Mindfulness practice can change your life, but I try not to make a big deal about that.
The benefits are proven and appealing, but focusing on them creates obstacles to experiencing them.
The related insights are compelling, but thinking and talking about them are no substitute for encountering them directly in the context of your own life.
Given a choice, would you rather...
...read a book about music theory or be moved by a musical performance?
...watch a cooking show or enjoy a meal like the one prepared by the host?
...discuss sexual satisfaction or conduct your own field research?
Hearing an imperfect musical performance will always be more satisfying than reading about a perfect one. Eating a warm grilled cheese sandwich will always be more delicious than watching a microcelebrity flaunt an artisanal one on a screen. A fumbled erotic adventure will always be more stimulating than any discussion of amorous technique.
We are all experienced consumers, and we are also used to being lured by claims that sound too good to be true. Who doesn't enjoy being seduced? Sometimes we'll even accept seduction for something imagined as a substitute for an experience of something real.
But it's easy to feel like the bait of a new, empowering skill has been switched for the difficult work of developing it.
Welcome to the real heart of the messy McMindfulness discussion: how can we attract more people who could benefit from the practice without depriving them of the richness and complexity of taking the exploration beyond relaxation and stress management?

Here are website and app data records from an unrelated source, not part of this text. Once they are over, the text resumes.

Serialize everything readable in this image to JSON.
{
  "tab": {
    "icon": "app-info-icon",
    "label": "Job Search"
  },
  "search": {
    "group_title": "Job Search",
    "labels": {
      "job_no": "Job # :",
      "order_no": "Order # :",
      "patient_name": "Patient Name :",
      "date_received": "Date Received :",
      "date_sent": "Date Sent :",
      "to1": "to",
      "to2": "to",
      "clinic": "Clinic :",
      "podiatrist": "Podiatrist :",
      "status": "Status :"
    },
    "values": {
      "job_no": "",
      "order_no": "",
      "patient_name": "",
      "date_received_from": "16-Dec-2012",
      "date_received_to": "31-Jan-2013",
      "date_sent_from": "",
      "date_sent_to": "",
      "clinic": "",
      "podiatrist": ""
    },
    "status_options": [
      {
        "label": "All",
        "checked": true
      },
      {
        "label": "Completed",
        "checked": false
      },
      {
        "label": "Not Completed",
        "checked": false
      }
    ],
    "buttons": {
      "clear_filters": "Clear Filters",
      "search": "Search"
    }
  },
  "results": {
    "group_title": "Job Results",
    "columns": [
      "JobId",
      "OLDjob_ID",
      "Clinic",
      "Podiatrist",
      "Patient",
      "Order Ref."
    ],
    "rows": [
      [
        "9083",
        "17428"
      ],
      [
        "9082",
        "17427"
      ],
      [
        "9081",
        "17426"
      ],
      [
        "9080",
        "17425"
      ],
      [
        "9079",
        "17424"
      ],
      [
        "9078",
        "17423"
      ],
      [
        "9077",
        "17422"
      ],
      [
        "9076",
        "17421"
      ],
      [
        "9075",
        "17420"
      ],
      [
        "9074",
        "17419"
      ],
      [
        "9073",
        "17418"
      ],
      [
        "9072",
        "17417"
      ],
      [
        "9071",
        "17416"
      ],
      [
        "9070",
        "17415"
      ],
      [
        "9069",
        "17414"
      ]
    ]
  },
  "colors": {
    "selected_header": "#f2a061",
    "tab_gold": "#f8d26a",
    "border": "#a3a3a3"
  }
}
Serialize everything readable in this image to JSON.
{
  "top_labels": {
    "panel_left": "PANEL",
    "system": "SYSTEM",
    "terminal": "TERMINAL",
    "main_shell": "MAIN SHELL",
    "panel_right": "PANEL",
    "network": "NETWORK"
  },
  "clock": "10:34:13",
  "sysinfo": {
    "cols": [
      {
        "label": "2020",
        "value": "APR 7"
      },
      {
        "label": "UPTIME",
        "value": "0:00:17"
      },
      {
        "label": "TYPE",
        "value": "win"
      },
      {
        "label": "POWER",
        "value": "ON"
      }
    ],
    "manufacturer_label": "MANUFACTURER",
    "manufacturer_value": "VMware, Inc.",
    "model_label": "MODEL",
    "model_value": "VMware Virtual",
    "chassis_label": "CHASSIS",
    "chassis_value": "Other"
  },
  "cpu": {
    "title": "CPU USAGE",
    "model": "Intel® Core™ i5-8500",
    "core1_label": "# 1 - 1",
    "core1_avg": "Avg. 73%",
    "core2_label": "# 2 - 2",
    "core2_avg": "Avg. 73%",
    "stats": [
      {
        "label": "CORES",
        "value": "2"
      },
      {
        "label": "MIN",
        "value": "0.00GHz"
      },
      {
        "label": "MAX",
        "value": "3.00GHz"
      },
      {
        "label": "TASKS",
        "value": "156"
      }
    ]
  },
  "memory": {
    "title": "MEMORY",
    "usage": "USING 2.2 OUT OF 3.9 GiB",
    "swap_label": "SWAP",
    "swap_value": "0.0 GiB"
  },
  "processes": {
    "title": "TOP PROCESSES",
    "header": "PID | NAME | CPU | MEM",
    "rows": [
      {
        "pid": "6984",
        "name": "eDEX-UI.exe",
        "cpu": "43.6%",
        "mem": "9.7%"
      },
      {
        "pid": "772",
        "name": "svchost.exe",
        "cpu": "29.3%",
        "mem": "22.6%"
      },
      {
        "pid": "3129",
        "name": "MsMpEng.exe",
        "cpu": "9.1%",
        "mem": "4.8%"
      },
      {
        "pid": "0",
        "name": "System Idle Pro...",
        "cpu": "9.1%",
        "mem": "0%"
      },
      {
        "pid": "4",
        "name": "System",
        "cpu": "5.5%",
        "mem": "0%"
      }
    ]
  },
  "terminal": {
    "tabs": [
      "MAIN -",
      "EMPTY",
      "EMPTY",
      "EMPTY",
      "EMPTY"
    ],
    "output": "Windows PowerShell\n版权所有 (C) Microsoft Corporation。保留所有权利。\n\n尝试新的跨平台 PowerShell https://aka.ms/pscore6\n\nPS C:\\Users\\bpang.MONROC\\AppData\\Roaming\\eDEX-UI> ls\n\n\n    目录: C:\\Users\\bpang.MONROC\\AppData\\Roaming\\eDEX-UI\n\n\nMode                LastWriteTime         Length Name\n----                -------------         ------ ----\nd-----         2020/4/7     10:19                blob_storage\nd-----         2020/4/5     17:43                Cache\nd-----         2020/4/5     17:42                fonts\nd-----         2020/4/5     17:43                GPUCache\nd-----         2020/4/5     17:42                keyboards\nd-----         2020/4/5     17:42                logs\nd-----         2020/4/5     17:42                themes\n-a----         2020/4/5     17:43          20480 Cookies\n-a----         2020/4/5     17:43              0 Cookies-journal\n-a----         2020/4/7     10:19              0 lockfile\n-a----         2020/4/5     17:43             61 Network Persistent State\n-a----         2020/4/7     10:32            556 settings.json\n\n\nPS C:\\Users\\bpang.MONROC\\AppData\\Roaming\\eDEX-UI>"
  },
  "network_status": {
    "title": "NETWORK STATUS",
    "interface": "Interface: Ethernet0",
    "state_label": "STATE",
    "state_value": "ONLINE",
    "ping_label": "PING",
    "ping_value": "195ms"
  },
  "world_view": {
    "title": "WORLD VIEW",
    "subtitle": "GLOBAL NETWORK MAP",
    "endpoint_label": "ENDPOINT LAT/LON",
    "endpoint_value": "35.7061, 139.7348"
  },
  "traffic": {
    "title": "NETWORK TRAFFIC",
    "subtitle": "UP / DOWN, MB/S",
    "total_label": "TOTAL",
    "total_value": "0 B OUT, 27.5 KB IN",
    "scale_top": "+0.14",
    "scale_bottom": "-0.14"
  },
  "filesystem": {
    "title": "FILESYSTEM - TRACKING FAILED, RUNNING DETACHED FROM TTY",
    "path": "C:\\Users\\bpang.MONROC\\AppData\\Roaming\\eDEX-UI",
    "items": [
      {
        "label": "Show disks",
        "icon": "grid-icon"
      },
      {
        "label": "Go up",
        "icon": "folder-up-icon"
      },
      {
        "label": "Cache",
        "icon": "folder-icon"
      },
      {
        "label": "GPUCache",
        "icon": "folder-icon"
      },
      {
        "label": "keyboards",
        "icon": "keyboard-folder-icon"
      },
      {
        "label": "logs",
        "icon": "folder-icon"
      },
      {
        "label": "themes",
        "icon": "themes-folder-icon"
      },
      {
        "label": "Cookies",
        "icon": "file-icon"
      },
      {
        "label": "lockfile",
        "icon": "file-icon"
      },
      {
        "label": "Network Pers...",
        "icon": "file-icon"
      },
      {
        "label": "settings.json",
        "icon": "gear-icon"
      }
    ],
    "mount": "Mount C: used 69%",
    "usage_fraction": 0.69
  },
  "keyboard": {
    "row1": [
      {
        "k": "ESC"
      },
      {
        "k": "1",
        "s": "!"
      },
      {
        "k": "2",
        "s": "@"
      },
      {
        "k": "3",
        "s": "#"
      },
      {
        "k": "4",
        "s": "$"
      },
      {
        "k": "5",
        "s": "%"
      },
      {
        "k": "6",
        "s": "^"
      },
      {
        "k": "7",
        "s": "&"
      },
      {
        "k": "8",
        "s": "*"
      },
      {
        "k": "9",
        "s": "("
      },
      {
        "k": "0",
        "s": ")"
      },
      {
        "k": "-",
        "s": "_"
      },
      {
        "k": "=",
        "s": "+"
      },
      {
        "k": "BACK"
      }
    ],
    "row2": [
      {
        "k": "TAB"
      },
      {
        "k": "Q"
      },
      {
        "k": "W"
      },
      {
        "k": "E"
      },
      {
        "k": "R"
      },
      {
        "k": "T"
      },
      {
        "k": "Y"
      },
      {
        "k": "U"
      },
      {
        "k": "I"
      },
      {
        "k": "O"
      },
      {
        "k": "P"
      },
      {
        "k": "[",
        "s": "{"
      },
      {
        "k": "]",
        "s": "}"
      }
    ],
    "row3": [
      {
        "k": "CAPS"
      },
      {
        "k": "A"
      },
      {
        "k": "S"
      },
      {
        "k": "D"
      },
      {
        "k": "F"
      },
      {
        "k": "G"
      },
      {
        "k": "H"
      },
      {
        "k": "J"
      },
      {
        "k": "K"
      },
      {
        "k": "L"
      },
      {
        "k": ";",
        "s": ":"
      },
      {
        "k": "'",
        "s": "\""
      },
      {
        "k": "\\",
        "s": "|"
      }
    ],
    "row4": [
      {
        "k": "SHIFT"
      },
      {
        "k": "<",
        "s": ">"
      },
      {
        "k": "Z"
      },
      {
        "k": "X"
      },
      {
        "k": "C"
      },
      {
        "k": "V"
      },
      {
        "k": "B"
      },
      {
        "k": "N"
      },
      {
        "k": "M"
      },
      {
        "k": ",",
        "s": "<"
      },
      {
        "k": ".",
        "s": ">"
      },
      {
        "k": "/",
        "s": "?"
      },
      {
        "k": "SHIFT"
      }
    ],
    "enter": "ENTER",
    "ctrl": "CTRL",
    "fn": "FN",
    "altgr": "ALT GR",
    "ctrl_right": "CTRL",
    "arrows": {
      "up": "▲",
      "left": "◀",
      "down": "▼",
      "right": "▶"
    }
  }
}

Long-term meditators criticize the marketing of an approach tailored for a specific context instead of evaluating the modified instruction itself. Journalists with little or no practice experience question the paradoxical claims which the long-term meditators know intimately.
There is more lost than gained by the current state of this messy conversation—as if the built-in quandaries of mindfulness practice weren't daunting enough.
The dilemmas related to attentional fitness are similar to the more familiar predicament that makes physical fitness easier to discuss than to make habitual. It requires consistent effort over time, and that effort—though worth it—includes a great deal of discomfort and confusion.
A mindfulness teacher has to sell you on the possible outcomes, but also has to steer you back again and again to the slippery path that leads to them.
If a personal trainer is as clear as possible about how to do an exercise, it doesn’t make it any easier to perform. Using a sloppy technique might allow you to quickly check it off the list, but you risk forgoing the benefits that motivated you to work out in the first place.
I want to be challenged, but being outside my comfort zone is uncomfortable. I rarely want to exercise, but am often pleased (later) that I did exercise. I plead internally for yoga teachers to give me permission to come out of a downward facing dog, but I’m glad (later) when they encourage me to stay in it long enough to feel challenged. I have been so impatient waiting for someone to ring the bell ending a long period of meditation practice, but I am almost immediately (still counts as later) appreciative for the opportunity to discover my limits and begin to erode them.
I think we would all prefer the task of any contemplative practice to be that of solving an important, but abstract riddle about human suffering and contentment. We want a treasure map with a big X marking the exact spot where we should dig. Instead someone hands us a shovel and sends us out with clues that sound intentionally vague.
I have spent a lot of time digging and I swear that I would rather sell you a map, but I feel extremely honored to be able to get to hand you a shovel.
I don’t want to change your mind. I want to invite you to change your relationship to your thoughts.
I don’t want to confuse you. I want to be as clear as possible so that you will be confused enough to change your relationship to confusion.
I don’t want to fiddle with your heart. I want to nudge you into feeling what you feel—even anger, fear, sadness, and embarrassment— with less resistance and interference.
I don’t want you to be in pain. I want you to cultivate ways to experience life’s inevitable discomforts without them defining you.
I don’t want to convert you to a different belief system. I want you to feel more at home in your life just as it is right now.